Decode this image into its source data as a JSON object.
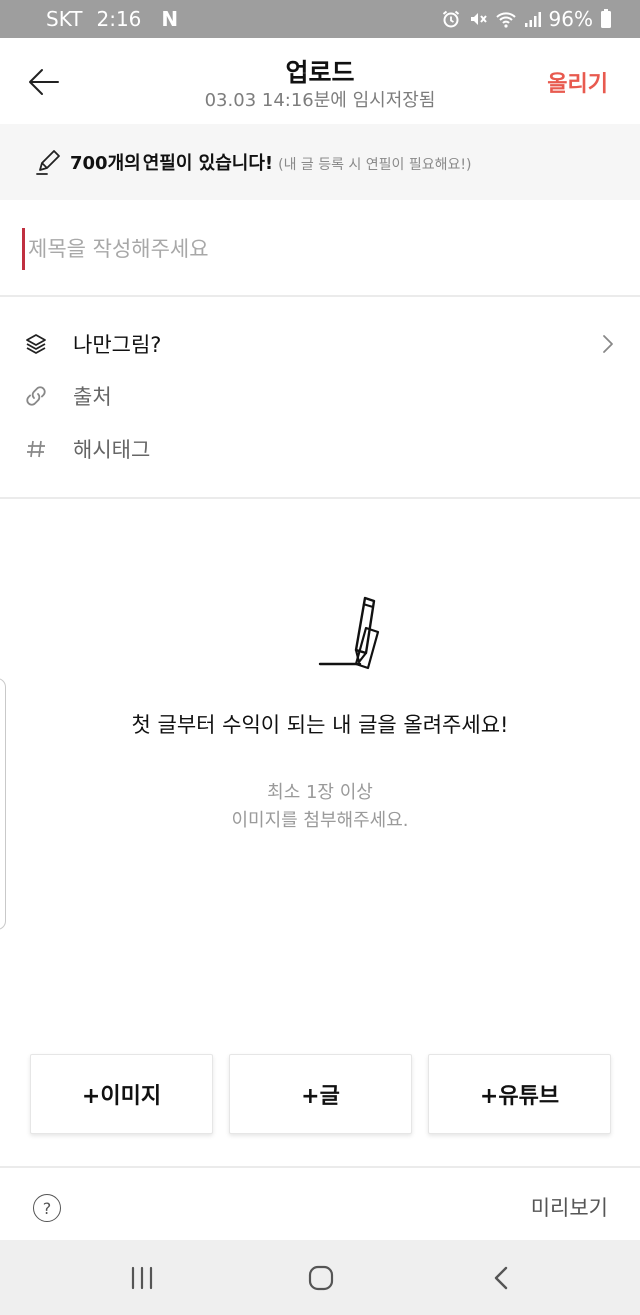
{
  "status_bar": {
    "carrier": "SKT",
    "time": "2:16",
    "app_notification": "N",
    "battery": "96%",
    "icons": [
      "alarm-icon",
      "mute-icon",
      "wifi-icon",
      "signal-icon",
      "battery-icon"
    ]
  },
  "header": {
    "back_icon": "arrow-left-icon",
    "title": "업로드",
    "subtitle": "03.03 14:16분에 임시저장됨",
    "upload_label": "올리기",
    "accent_color": "#e85a4f"
  },
  "pencil_banner": {
    "icon": "pencil-icon",
    "count_text": "700개의",
    "strong_text": "연필이 있습니다!",
    "note": "(내 글 등록 시 연필이 필요해요!)"
  },
  "title_input": {
    "placeholder": "제목을 작성해주세요",
    "value": ""
  },
  "options": [
    {
      "icon": "layers-icon",
      "label": "나만그림?",
      "has_chevron": true
    },
    {
      "icon": "link-icon",
      "label": "출처"
    },
    {
      "icon": "hash-icon",
      "label": "해시태그"
    }
  ],
  "empty_state": {
    "illustration": "pencil-writing-icon",
    "title": "첫 글부터 수익이 되는 내 글을 올려주세요!",
    "subtitle_line1": "최소 1장 이상",
    "subtitle_line2": "이미지를 첨부해주세요."
  },
  "add_buttons": [
    {
      "label": "+이미지"
    },
    {
      "label": "+글"
    },
    {
      "label": "+유튜브"
    }
  ],
  "bottom_bar": {
    "help_label": "?",
    "preview_label": "미리보기"
  },
  "nav_bar": {
    "icons": [
      "recent-apps-icon",
      "home-icon",
      "back-icon"
    ]
  }
}
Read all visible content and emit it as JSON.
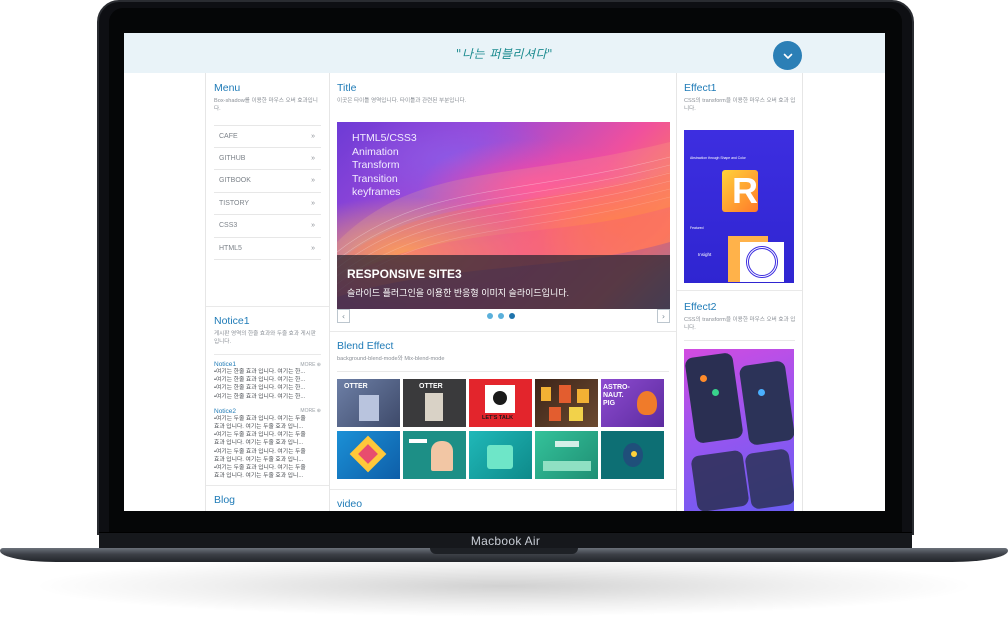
{
  "device": {
    "label": "Macbook Air"
  },
  "header": {
    "slogan": "\"나는 퍼블리셔다\"",
    "toggle_icon": "chevron-down-icon"
  },
  "menu": {
    "title": "Menu",
    "desc": "Box-shadow를 이용한 마우스 오버 효과입니다.",
    "items": [
      {
        "label": "CAFE"
      },
      {
        "label": "GITHUB"
      },
      {
        "label": "GITBOOK"
      },
      {
        "label": "TISTORY"
      },
      {
        "label": "CSS3"
      },
      {
        "label": "HTML5"
      }
    ],
    "chevron": "»"
  },
  "notice": {
    "title": "Notice1",
    "desc": "게시판 영역의 한줄 효과와 두줄 효과 게시판 입니다.",
    "block1": {
      "title": "Notice1",
      "more": "MORE ⊕",
      "lines": [
        "•여기는 한줄 효과 입니다. 여기는 한...",
        "•여기는 한줄 효과 입니다. 여기는 한...",
        "•여기는 한줄 효과 입니다. 여기는 한...",
        "•여기는 한줄 효과 입니다. 여기는 한..."
      ]
    },
    "block2": {
      "title": "Notice2",
      "more": "MORE ⊕",
      "lines": [
        "•여기는 두줄 효과 입니다. 여기는 두줄",
        "  효과 입니다. 여기는 두줄 효과 입니...",
        "•여기는 두줄 효과 입니다. 여기는 두줄",
        "  효과 입니다. 여기는 두줄 효과 입니...",
        "•여기는 두줄 효과 입니다. 여기는 두줄",
        "  효과 입니다. 여기는 두줄 효과 입니...",
        "•여기는 두줄 효과 입니다. 여기는 두줄",
        "  효과 입니다. 여기는 두줄 효과 입니..."
      ]
    }
  },
  "blog": {
    "title": "Blog"
  },
  "main": {
    "title": "Title",
    "desc": "이곳은 타이틀 영역입니다. 타이틀과 관련된 부분입니다.",
    "slider": {
      "words": [
        "HTML5/CSS3",
        "Animation",
        "Transform",
        "Transition",
        "keyframes"
      ],
      "caption_title": "RESPONSIVE SITE3",
      "caption_sub": "슬라이드 플러그인을 이용한 반응형 이미지 슬라이드입니다.",
      "prev": "‹",
      "next": "›",
      "dots": 3,
      "active_dot": 3
    },
    "blend": {
      "title": "Blend Effect",
      "desc": "background-blend-mode와 Mix-blend-mode",
      "thumbs": [
        {
          "text": "OTTER",
          "color": "#5a6a8a"
        },
        {
          "text": "OTTER",
          "color": "#3a3a3c"
        },
        {
          "text": "LET'S TALK",
          "color": "#e3252c"
        },
        {
          "text": "",
          "color": "#4a2f22"
        },
        {
          "text": "ASTRO-NAUT. PIG",
          "color": "#7d3fc0"
        },
        {
          "text": "",
          "color": "#1b90d6"
        },
        {
          "text": "",
          "color": "#1d8f86"
        },
        {
          "text": "",
          "color": "#17a2a2"
        },
        {
          "text": "",
          "color": "#2bb08c"
        },
        {
          "text": "",
          "color": "#0d6f74"
        }
      ]
    },
    "video": {
      "title": "video"
    }
  },
  "effect1": {
    "title": "Effect1",
    "desc": "CSS의 transform을 이용한 마우스 오버 효과 입니다.",
    "img_text_a": "Abstraction through Shape and Color",
    "img_letter": "R",
    "img_text_b": "Featured",
    "img_text_c": "Insight"
  },
  "effect2": {
    "title": "Effect2",
    "desc": "CSS의 transform을 이용한 마우스 오버 효과 입니다."
  }
}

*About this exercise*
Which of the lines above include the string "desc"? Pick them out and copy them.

*Result of this exercise*
    "desc": "Box-shadow를 이용한 마우스 오버 효과입니다.",
    "desc": "게시판 영역의 한줄 효과와 두줄 효과 게시판 입니다.",
    "desc": "이곳은 타이틀 영역입니다. 타이틀과 관련된 부분입니다.",
      "desc": "background-blend-mode와 Mix-blend-mode",
    "desc": "CSS의 transform을 이용한 마우스 오버 효과 입니다.",
    "desc": "CSS의 transform을 이용한 마우스 오버 효과 입니다."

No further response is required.